What you have to do
Retype every record exactly as it appears.

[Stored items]
= = = =
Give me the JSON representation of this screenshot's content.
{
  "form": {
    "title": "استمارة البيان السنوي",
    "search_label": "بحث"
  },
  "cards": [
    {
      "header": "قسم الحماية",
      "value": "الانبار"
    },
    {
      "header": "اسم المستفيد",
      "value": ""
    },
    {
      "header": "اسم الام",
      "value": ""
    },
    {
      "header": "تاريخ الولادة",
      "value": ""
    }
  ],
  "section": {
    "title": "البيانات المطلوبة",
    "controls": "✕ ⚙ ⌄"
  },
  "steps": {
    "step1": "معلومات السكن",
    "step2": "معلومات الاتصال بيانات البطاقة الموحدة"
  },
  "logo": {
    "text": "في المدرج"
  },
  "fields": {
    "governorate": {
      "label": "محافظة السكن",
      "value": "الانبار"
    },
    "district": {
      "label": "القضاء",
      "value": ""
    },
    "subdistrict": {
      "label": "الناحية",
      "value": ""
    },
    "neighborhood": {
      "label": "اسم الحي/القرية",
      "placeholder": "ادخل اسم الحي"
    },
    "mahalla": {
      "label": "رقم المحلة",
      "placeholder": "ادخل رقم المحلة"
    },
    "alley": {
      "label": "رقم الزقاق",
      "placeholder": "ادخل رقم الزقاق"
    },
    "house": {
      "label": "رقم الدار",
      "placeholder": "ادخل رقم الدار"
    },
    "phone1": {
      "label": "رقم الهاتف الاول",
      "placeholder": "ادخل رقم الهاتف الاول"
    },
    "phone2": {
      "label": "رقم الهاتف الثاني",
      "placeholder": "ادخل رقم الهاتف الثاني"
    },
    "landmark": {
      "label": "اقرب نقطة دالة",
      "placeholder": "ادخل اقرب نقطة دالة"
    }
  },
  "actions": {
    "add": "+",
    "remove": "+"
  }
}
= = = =
Solution below
Give me the JSON representation of this screenshot's content.
{
  "form": {
    "title": "استمارة البيان السنوي",
    "search_label": "بحث"
  },
  "cards": [
    {
      "header": "قسم الحماية",
      "value": "الانبار"
    },
    {
      "header": "اسم المستفيد",
      "value": ""
    },
    {
      "header": "اسم الام",
      "value": ""
    },
    {
      "header": "تاريخ الولادة",
      "value": ""
    }
  ],
  "section": {
    "title": "البيانات المطلوبة",
    "controls": "✕ ⚙ ⌄"
  },
  "steps": {
    "step1": "معلومات السكن",
    "step2": "معلومات الاتصال بيانات البطاقة الموحدة"
  },
  "logo": {
    "text": "في المدرج"
  },
  "fields": {
    "governorate": {
      "label": "محافظة السكن",
      "value": "الانبار"
    },
    "district": {
      "label": "القضاء",
      "value": ""
    },
    "subdistrict": {
      "label": "الناحية",
      "value": ""
    },
    "neighborhood": {
      "label": "اسم الحي/القرية",
      "placeholder": "ادخل اسم الحي"
    },
    "mahalla": {
      "label": "رقم المحلة",
      "placeholder": "ادخل رقم المحلة"
    },
    "alley": {
      "label": "رقم الزقاق",
      "placeholder": "ادخل رقم الزقاق"
    },
    "house": {
      "label": "رقم الدار",
      "placeholder": "ادخل رقم الدار"
    },
    "phone1": {
      "label": "رقم الهاتف الاول",
      "placeholder": "ادخل رقم الهاتف الاول"
    },
    "phone2": {
      "label": "رقم الهاتف الثاني",
      "placeholder": "ادخل رقم الهاتف الثاني"
    },
    "landmark": {
      "label": "اقرب نقطة دالة",
      "placeholder": "ادخل اقرب نقطة دالة"
    }
  },
  "actions": {
    "add": "+",
    "remove": "+"
  }
}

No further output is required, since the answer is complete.